● **Task goal**: Please copy the entries below word for word, leaving out any image.
BEGIN Supplied entries
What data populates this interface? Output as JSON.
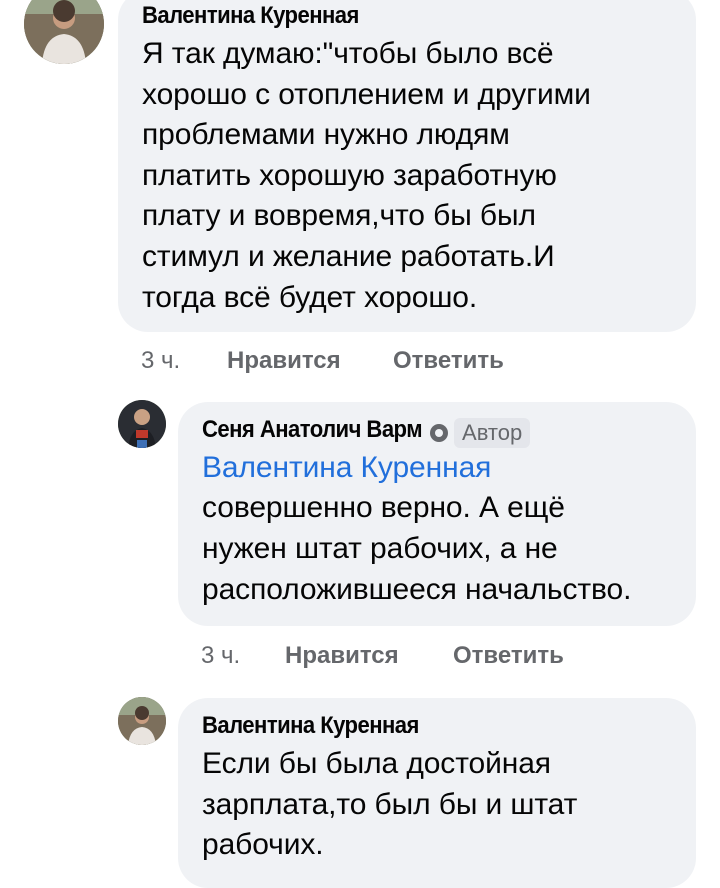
{
  "comments": [
    {
      "author": "Валентина Куренная",
      "lines": [
        "Я так думаю:\"чтобы было всё",
        "хорошо с отоплением и другими",
        "проблемами нужно людям",
        "платить хорошую заработную",
        "плату и вовремя,что бы был",
        "стимул и желание работать.И",
        "тогда всё будет хорошо."
      ],
      "time": "3 ч.",
      "like_label": "Нравится",
      "reply_label": "Ответить"
    },
    {
      "author": "Сеня Анатолич Варм",
      "badge": "Автор",
      "mention": "Валентина Куренная",
      "lines": [
        "совершенно верно. А ещё",
        "нужен штат рабочих, а не",
        "расположившееся начальство."
      ],
      "time": "3 ч.",
      "like_label": "Нравится",
      "reply_label": "Ответить"
    },
    {
      "author": "Валентина Куренная",
      "lines": [
        "Если бы была достойная",
        "зарплата,то был бы и штат",
        "рабочих."
      ]
    }
  ],
  "colors": {
    "bubble": "#f0f2f5",
    "mention": "#216fdb",
    "meta": "#65676b"
  }
}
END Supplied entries
● **Reply**:
What data populates this interface? Output as JSON.
{
  "comments": [
    {
      "author": "Валентина Куренная",
      "lines": [
        "Я так думаю:\"чтобы было всё",
        "хорошо с отоплением и другими",
        "проблемами нужно людям",
        "платить хорошую заработную",
        "плату и вовремя,что бы был",
        "стимул и желание работать.И",
        "тогда всё будет хорошо."
      ],
      "time": "3 ч.",
      "like_label": "Нравится",
      "reply_label": "Ответить"
    },
    {
      "author": "Сеня Анатолич Варм",
      "badge": "Автор",
      "mention": "Валентина Куренная",
      "lines": [
        "совершенно верно. А ещё",
        "нужен штат рабочих, а не",
        "расположившееся начальство."
      ],
      "time": "3 ч.",
      "like_label": "Нравится",
      "reply_label": "Ответить"
    },
    {
      "author": "Валентина Куренная",
      "lines": [
        "Если бы была достойная",
        "зарплата,то был бы и штат",
        "рабочих."
      ]
    }
  ],
  "colors": {
    "bubble": "#f0f2f5",
    "mention": "#216fdb",
    "meta": "#65676b"
  }
}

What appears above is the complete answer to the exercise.